In his rhetoric, Tewell suggests that passion and perseverance are less than social structures. The individual can’t swim upstream against the power and pressure of the group. While I wholeheartedly agree that social structures, institutions, and systems are often broken and often do not serve the individual, I do not agree that individual agency makes no difference in the “success and achievement” equation.

I do not see the concepts of grit and growth mindset as being at odds with the asset-based pedagogy Tewell advocated for towards the end of his presentation. These concepts as examples of deficit mindset, he says, are focused on “fixing” what is “wrong” with the individual, rather than fixing what is wrong with institutions. I would argue that victimizing the individual by telling them that they are powerless to overcome broken systems is the original deficit mindset. And yet, this approach does not directly fix a broken system, so I maybe I’m teaching deficit models by default? Somewhat unsurprising, I suppose, given that I taught Mindset by Carol Dweck in First Year Seminar.

While I do not agree with disregarding concepts of grit and growth mindset comprehensively, I can wholeheartedly get on board with the concepts of asset-based pedagogy. I have worked for many years to advocate for dismantling deficit models of information literacy education in my institutions. Part of this work involves repeatedly reminding myself and others that students are not ignorant, empty vessels waiting to be filled with our expert knowledge, but instead people who know things that they can contribute to the classroom. When we begin an instruction session with what students can do rather than what they can’t do, we are not only getting at information literacy but also at metaliteracy, all while empowering them to use the knowledge they already have as groundwork for new information. This focus on can instead of can’t is the core of asset-based pedagogy.
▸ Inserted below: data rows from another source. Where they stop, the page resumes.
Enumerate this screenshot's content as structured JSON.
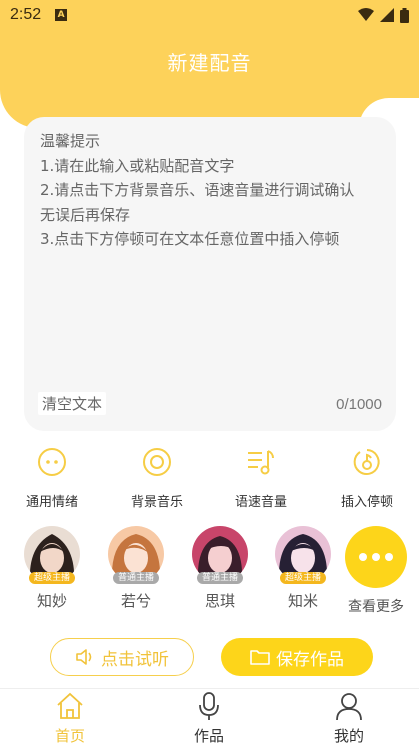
{
  "status_bar": {
    "time": "2:52",
    "notif_icon_letter": "A"
  },
  "header": {
    "title": "新建配音"
  },
  "editor": {
    "hint_lines": [
      "温馨提示",
      "1.请在此输入或粘贴配音文字",
      "2.请点击下方背景音乐、语速音量进行调试确认",
      "无误后再保存",
      "3.点击下方停顿可在文本任意位置中插入停顿"
    ],
    "clear_label": "清空文本",
    "counter": "0/1000"
  },
  "tools": [
    {
      "label": "通用情绪",
      "icon": "emotion-icon"
    },
    {
      "label": "背景音乐",
      "icon": "music-disc-icon"
    },
    {
      "label": "语速音量",
      "icon": "speed-volume-icon"
    },
    {
      "label": "插入停顿",
      "icon": "pause-icon"
    }
  ],
  "voices": [
    {
      "name": "知妙",
      "badge": "超级主播",
      "badge_type": "super"
    },
    {
      "name": "若兮",
      "badge": "普通主播",
      "badge_type": "normal"
    },
    {
      "name": "思琪",
      "badge": "普通主播",
      "badge_type": "normal"
    },
    {
      "name": "知米",
      "badge": "超级主播",
      "badge_type": "super"
    }
  ],
  "more_label": "查看更多",
  "actions": {
    "listen_label": "点击试听",
    "save_label": "保存作品"
  },
  "nav": [
    {
      "label": "首页",
      "icon": "home-icon",
      "active": true
    },
    {
      "label": "作品",
      "icon": "microphone-icon",
      "active": false
    },
    {
      "label": "我的",
      "icon": "profile-icon",
      "active": false
    }
  ],
  "colors": {
    "accent": "#fdd25a",
    "accent_strong": "#fdd51a",
    "accent_text": "#f1c33a"
  }
}
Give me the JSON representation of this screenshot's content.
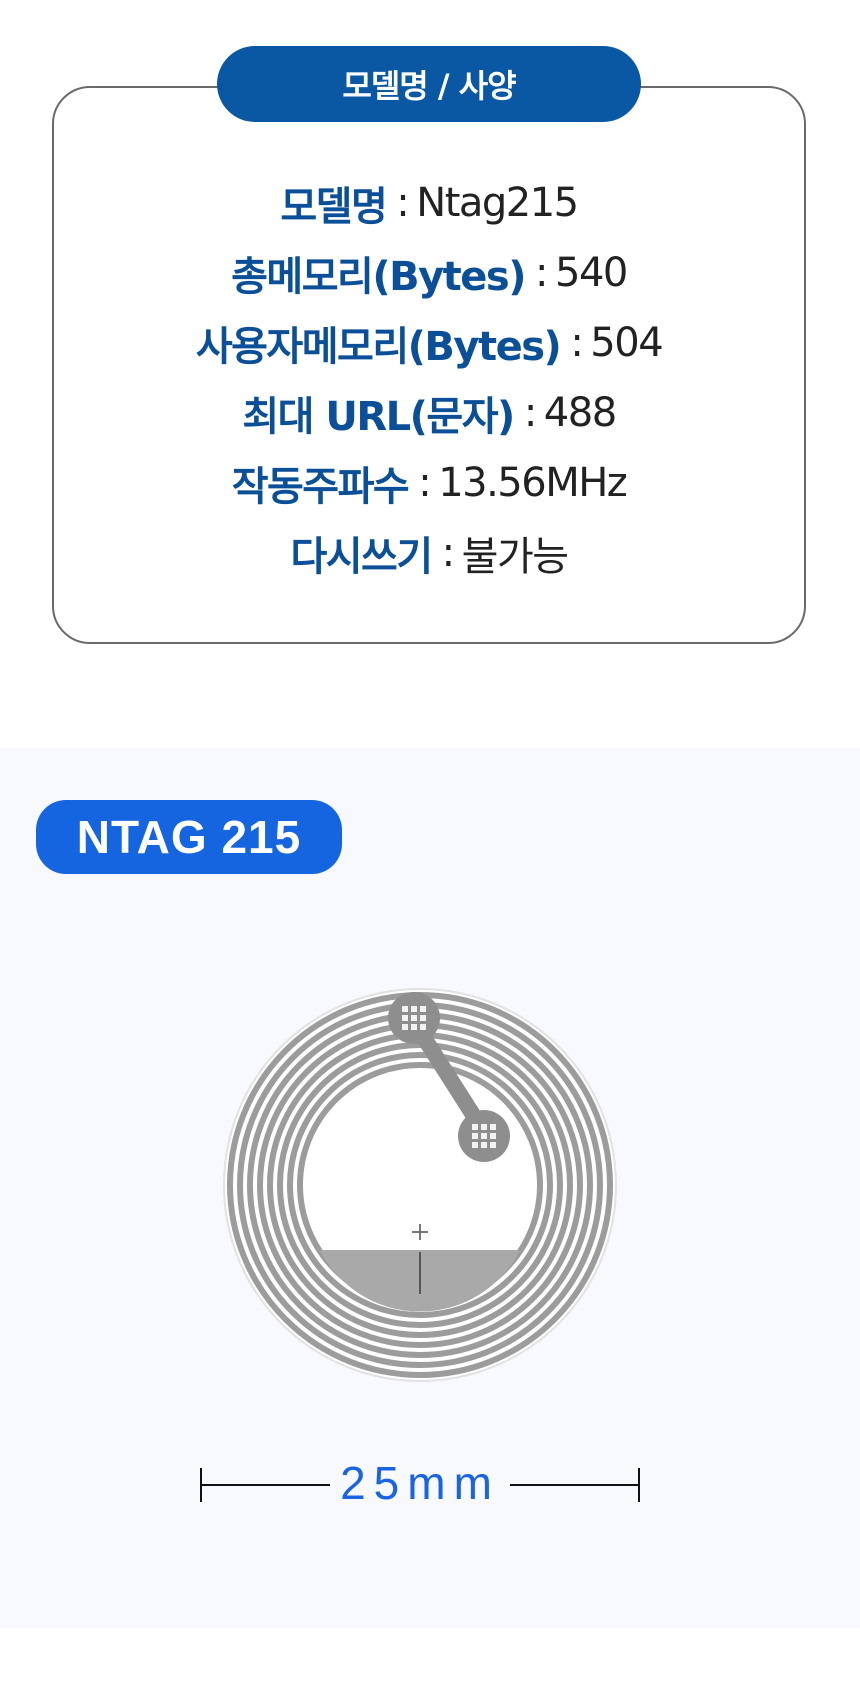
{
  "spec": {
    "title": "모델명 / 사양",
    "rows": [
      {
        "label": "모델명",
        "sep": ":",
        "value": "Ntag215"
      },
      {
        "label": "총메모리(Bytes)",
        "sep": ":",
        "value": "540"
      },
      {
        "label": "사용자메모리(Bytes)",
        "sep": ":",
        "value": "504"
      },
      {
        "label": "최대 URL(문자)",
        "sep": ":",
        "value": "488"
      },
      {
        "label": "작동주파수",
        "sep": ":",
        "value": "13.56MHz"
      },
      {
        "label": "다시쓰기",
        "sep": ":",
        "value": "불가능"
      }
    ]
  },
  "product": {
    "name": "NTAG 215",
    "dimension": "25mm"
  },
  "colors": {
    "spec_accent": "#0a57a4",
    "label_blue": "#0a4f97",
    "name_pill": "#1565e1",
    "dimension_text": "#1a64e4",
    "antenna_gray": "#9a9a9a"
  }
}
One of the things I’m working on in my personal life is the “AND” principle – holding more than one thought or feeling together at the same time. For example, our transition to a new living situation this year has been really hard AND it has been an amazing opportunity. I’m sad that my son is no longer a baby AND I’m excited for what comes next for him.

And so, I’m wondering if we can apply the “AND” principle to these discussions surrounding the role of individuals and institutions. Can we say that an individual’s belief in the his/her power to grow, learn, and change is a critical component in the ability to grow, learn, and change AND that having a great mindset isn’t always (usually?) enough to overcome broken systems and social structures? Can we say that perseverance is the main predictor of long-term achievement AND that perseverance alone won’t help a human grow wings any time in the near future?

Here’s what I know from my own experience. All the positive thinking in the world won’t make much difference without access to good medical care; however, access to good medical care won’t make a difference without the perseverance to commit to treatment. In music school we used to say, “Work beats talent when talent doesn’t work,” and yet, all the work I put in didn’t magically launch me past all of the brokenness of modern classical music. But neither would fixing what’s broken with the system have made a difference if I hadn’t put in the work.

So I guess what I’m saying is YES, BOTH, AND. Growth mindset AND asset-based pedagogy. Improving the individual AND improving the institution. Can we have BOTH?

AND also, maybe, sometimes, your house doesn’t need renovating.

So thanks, Eamon Tewell, for pushing me to push back. It was worth the trip to Houston.

P. S. For more thoughts on this presentation, you can read Veronica’s take on academia’s emphasis on text, another great mind-bender from this presentation.